by O. Henry

Start Your Free Trial

Describe the policeman on the beat in "After Twenty Years."

Expert Answers info

William Delaney eNotes educator | Certified Educator

calendarEducator since 2011

write5,416 answers

starTop subjects are Literature, History, and Social Sciences

O. Henry does a remarkable job of introducing a major character without actually revealing who he is. The reader is deliberately misled into taking the cop for just one of many uniformed cops patrolling a beat in New York City. The cop (who we later realize is Jimmy Wells) also deceives Bob, who mistakes him for the cop assigned to this particular beat and thinks he is only stopping to talk to him because he looks as little suspicious standing in a darkened doorway. Bob doesn't give Jimmy a chance to identify himself but starts in doing all the talking.

“It's all right, officer,” he said, reassuringly. “I'm just waiting for a friend. It's an appointment made twenty years ago...."

Bob seems to be trying to show that he is completely innocent and at ease. He lights his cigar, both as a way of showing he feels at ease and of demonstrating that he is standing in a doorway because he can't very well light a cigar or smoke it out in the rain. When he lights the cigar he reveals that he is the man wanted by the Chicago police. So Jimmy refrains from introducing himself to his old pal and lets him do most of the talking.

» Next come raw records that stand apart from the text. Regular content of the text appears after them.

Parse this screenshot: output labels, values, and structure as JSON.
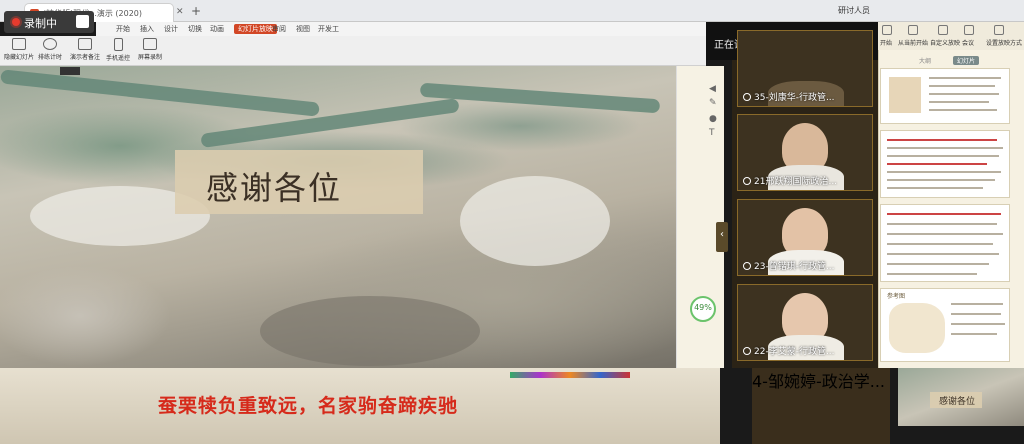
{
  "recorder": {
    "label": "录制中"
  },
  "browser": {
    "tabs": [
      {
        "title": "(精华版)现代...演示 (2020)"
      }
    ],
    "new_tab": "+",
    "close": "✕",
    "account": "研讨人员"
  },
  "ribbon": {
    "menu": [
      "开始",
      "插入",
      "设计",
      "切换",
      "动画",
      "幻灯片放映",
      "审阅",
      "视图",
      "开发工"
    ],
    "active_menu": "幻灯片放映",
    "buttons": [
      "隐藏幻灯片",
      "排练计时",
      "演示者备注",
      "手机遥控",
      "屏幕录制"
    ]
  },
  "slide": {
    "title": "感谢各位",
    "motto": "蚕栗犊负重致远，名家驹奋蹄疾驰"
  },
  "timer": {
    "value": "49",
    "unit": "%"
  },
  "meeting": {
    "speaking": "正在讲话: 马雪松",
    "participants": [
      {
        "name": "35-刘康华-行政管..."
      },
      {
        "name": "21邢跃翔国际政治..."
      },
      {
        "name": "23-曾锴琪-行政管..."
      },
      {
        "name": "22-李艾蒙-行政管..."
      },
      {
        "name": "4-邹婉婷-政治学..."
      }
    ]
  },
  "right_panel": {
    "toolbar": [
      "开始",
      "从当前开始",
      "自定义放映",
      "会议",
      "设置放映方式"
    ],
    "tabs": [
      "大纲",
      "幻灯片"
    ],
    "active_tab": "幻灯片",
    "thumb_title": "感谢各位",
    "section_label": "参考图"
  },
  "colors": {
    "accent": "#d24726",
    "motto": "#d62a1b",
    "panel": "#2b2316",
    "tile_border": "#8a6a2a"
  }
}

O. Henry makes Jimmy seem like just another uniformed beat cop simply by describing an ordinary beat cop.

Trying doors as he went, twirling his club with many intricate and artful movements, turning now and then to cast his watchful eye adown the pacific thoroughfare, the officer, with his stalwart form and slight swagger, made a fine picture of a guardian of the peace. 

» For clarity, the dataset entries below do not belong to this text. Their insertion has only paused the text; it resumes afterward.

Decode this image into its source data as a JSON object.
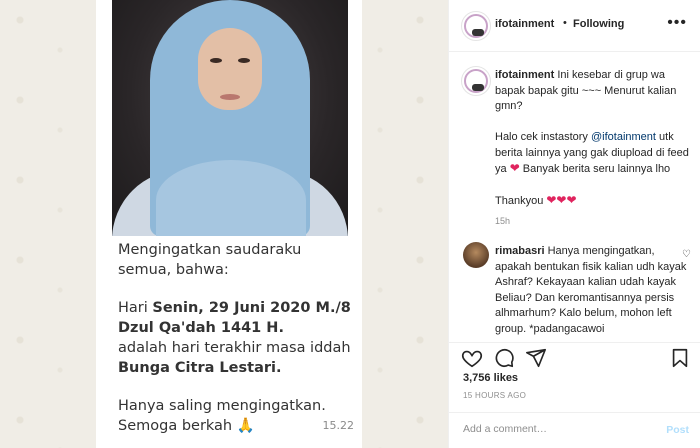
{
  "post": {
    "account": "ifotainment",
    "separator": "•",
    "follow_status": "Following",
    "more_icon": "•••"
  },
  "media": {
    "message_line1": "Mengingatkan saudaraku semua, bahwa:",
    "message_hari": "Hari ",
    "message_date_bold": "Senin, 29 Juni 2020 M./8 Dzul Qa'dah 1441 H.",
    "message_line3": "adalah hari terakhir masa iddah",
    "message_name_bold": "Bunga Citra Lestari.",
    "message_line5": "Hanya saling mengingatkan.",
    "message_line6": "Semoga berkah",
    "message_emoji": "🙏",
    "message_time": "15.22"
  },
  "caption": {
    "username": "ifotainment",
    "text1": " Ini kesebar di grup wa bapak bapak gitu ~~~ Menurut kalian gmn?",
    "text2_prefix": "Halo cek instastory ",
    "text2_mention": "@ifotainment",
    "text2_suffix": " utk berita lainnya yang gak diupload di feed ya ",
    "text2_heart": "❤",
    "text2_end": " Banyak berita seru lainnya lho",
    "text3": "Thankyou ",
    "text3_hearts": "❤❤❤",
    "time": "15h"
  },
  "comment": {
    "username": "rimabasri",
    "text": " Hanya mengingatkan, apakah bentukan fisik kalian udh kayak Ashraf? Kekayaan kalian udah kayak Beliau? Dan keromantisannya persis alhmarhum? Kalo belum, mohon left group. *padangacawoi",
    "like_icon": "♡"
  },
  "stats": {
    "likes": "3,756 likes",
    "time_ago": "15 HOURS AGO"
  },
  "add_comment": {
    "placeholder": "Add a comment…",
    "post_label": "Post"
  },
  "colors": {
    "hijab": "#8fb8d8",
    "heart": "#e0245e",
    "mention": "#00376b",
    "post_button": "#b2dffc"
  }
}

The ironic thing is that Jimmy really is patrolling his own beat--which just happens to be where he plans to meet Bob at 10 p.m. He is a bit early, so he does what he always does, which is mainly trying shop doors to make sure they are securely locked. Bob pulls out his ornate pocket watch.

“Three minutes to ten,” he announced. “It was exactly ten o'clock when we parted here at the restaurant door.”

This dialogue is to inform the reader that Jimmy is early, which explains why he was trying doors along the way and taking his time about getting to the rendezvous. It also informs the reader that the appointment is for ten o'clock. If Bob says he will wait a half-hour longer than that for his friend to arrive, then Jimmy knows he has until ten-thirty to get someone to make the arrest which he doesn't care to make himself.

Incidentally, the "handsome watch" with the lids set in small diamonds is one of the things by which Jimmy identifies Bob as the man wanted by the Chicago police. They sent a "wire," a telegram, in which they provided as much of a description of 'Silky' Bob as possible. Photos or even sketches could not be sent by wire. They also included two other things Jimmy saw when Bob lit his cigar.

The light showed a pale, square-jawed face with keen eyes, and a little white scar near his right eyebrow. His scarf pin was a large diamond, oddly set.

The setting for the large diamond would have been described in more detail in the telegram. Since Bob never gives his name, O. Henry would have to provide other means by which Jimmy could be sure the man in the doorway was really his old pal and really the man wanted in Chicago. Bob doesn't introduce himself by name because that would have pretty much forced the cop to do the same. And if the cop didn't introduce himself, that might have made Bob suspicious--in which case he might not have been standing there when the tall plainclothes detective showed up at around twenty minutes past ten.


Further Reading:

check Approved by eNotes Editorial